As an interesting subplot, I was told that Van Gundy's wife, Kim, spoke to Miami team president and coach Pat Riley and had much to do with his compromising of the compensation demands. And while Van Gundy said that wasn't the case, he said she had a significant indirect influence on the situation. And to be fair in closing, this wasn't a Billy Donovan repeat. Van Gundy never signed anything, never - that I know of - made any sort of verbal promise to take the job. There were insinuations and assumptions and plenty of withheld information, to be sure, but there are plenty of people who are of the opinion that this was a classic case of, 'It's business, not personal.'
Certainly, though, Van Gundy didn't make any friends through this little saga. Even before coming to Sacramento, he had turned down an offer from Indiana (after house-hunting there, too) and proceeded to upset some folks within the Pacers organization by going public with the fact that he was offered and thereby relegating future coach Jim O'Brien to second-choice status. It was the same situation in Sacramento, although Kings coach Reggie Theus clearly could care less about being Plan B. Theus said he's thanked Van Gundy and Donovan for the parts they played in his being hired by the Kings.
"I donít remember where I was, but I did thank (Van Gundy) for taking the job," Theus said. "I sent a message through (Louisville) coach (Rick) Pitino (to Donovan). I always said that in a crazy way, this job was created for me in a sense. It didnít look like it was going to be my job."
Theus was asked if it bothered him knowing the Kings had opted for someone else first.
"I was OK with it, because I knew I had done everything I could do and that it was actually up to Geoff and the Maloofs to say ĎThis is what Reggie brings to the table and this is what this guy brings to the table and this is the way weíre going to go.í" Theus said. "It was comfortable (for the Kings to choose Van Gundy) because the guy had been coaching, with Stan having that experience. I knew that the other parts of who I am as a personality would be good for this situation.

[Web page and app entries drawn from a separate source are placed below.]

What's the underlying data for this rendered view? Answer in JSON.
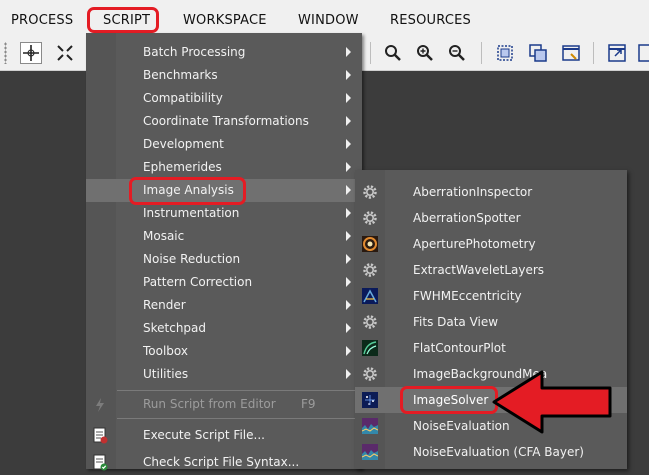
{
  "menubar": [
    "PROCESS",
    "SCRIPT",
    "WORKSPACE",
    "WINDOW",
    "RESOURCES"
  ],
  "script_menu": {
    "items": [
      {
        "label": "Batch Processing",
        "submenu": true
      },
      {
        "label": "Benchmarks",
        "submenu": true
      },
      {
        "label": "Compatibility",
        "submenu": true
      },
      {
        "label": "Coordinate Transformations",
        "submenu": true
      },
      {
        "label": "Development",
        "submenu": true
      },
      {
        "label": "Ephemerides",
        "submenu": true
      },
      {
        "label": "Image Analysis",
        "submenu": true,
        "active": true
      },
      {
        "label": "Instrumentation",
        "submenu": true
      },
      {
        "label": "Mosaic",
        "submenu": true
      },
      {
        "label": "Noise Reduction",
        "submenu": true
      },
      {
        "label": "Pattern Correction",
        "submenu": true
      },
      {
        "label": "Render",
        "submenu": true
      },
      {
        "label": "Sketchpad",
        "submenu": true
      },
      {
        "label": "Toolbox",
        "submenu": true
      },
      {
        "label": "Utilities",
        "submenu": true
      }
    ],
    "run_from_editor": {
      "label": "Run Script from Editor",
      "shortcut": "F9",
      "disabled": true
    },
    "execute_file": {
      "label": "Execute Script File..."
    },
    "check_syntax": {
      "label": "Check Script File Syntax..."
    }
  },
  "image_analysis_menu": {
    "items": [
      {
        "label": "AberrationInspector",
        "icon": "gear-icon"
      },
      {
        "label": "AberrationSpotter",
        "icon": "gear-icon"
      },
      {
        "label": "AperturePhotometry",
        "icon": "aperture-icon"
      },
      {
        "label": "ExtractWaveletLayers",
        "icon": "gear-icon"
      },
      {
        "label": "FWHMEccentricity",
        "icon": "fwhm-icon"
      },
      {
        "label": "Fits Data View",
        "icon": "gear-icon"
      },
      {
        "label": "FlatContourPlot",
        "icon": "contour-icon"
      },
      {
        "label": "ImageBackgroundMea",
        "icon": "gear-icon"
      },
      {
        "label": "ImageSolver",
        "icon": "solver-icon",
        "active": true
      },
      {
        "label": "NoiseEvaluation",
        "icon": "noise-icon"
      },
      {
        "label": "NoiseEvaluation (CFA Bayer)",
        "icon": "noise-icon"
      }
    ]
  },
  "colors": {
    "highlight": "#e41c24",
    "menu_bg": "#5a5a5a",
    "active_item": "#707070"
  }
}
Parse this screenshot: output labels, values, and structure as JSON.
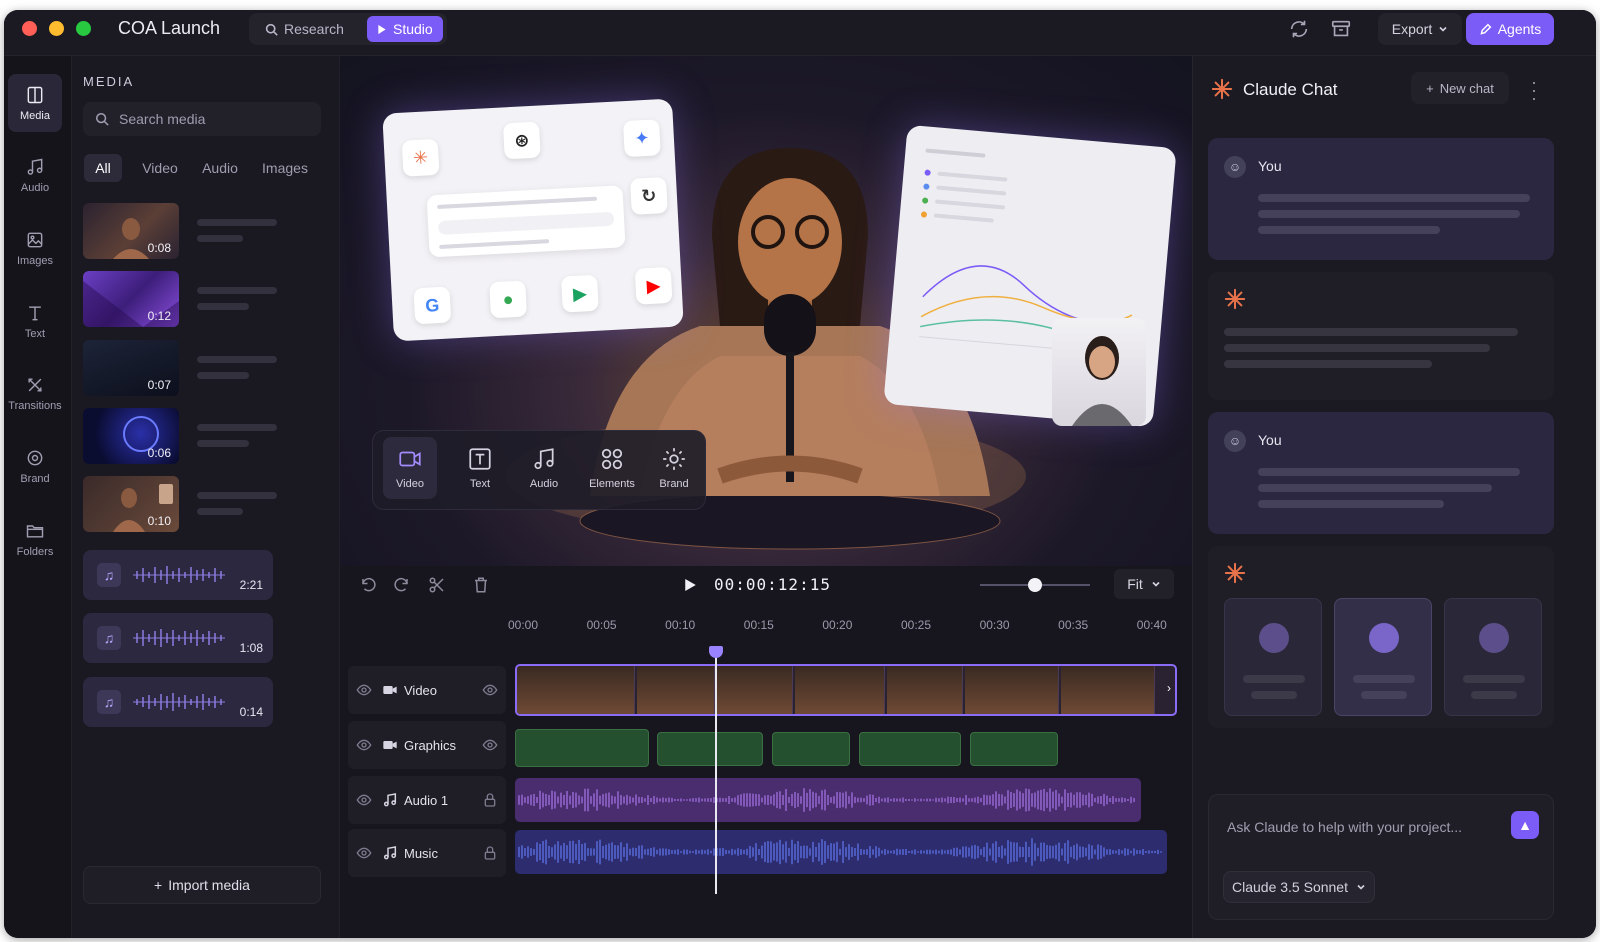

I know how the fans are, know how itís the only game in town, knew it was something that would work just in terms of my personality." - Sam Amick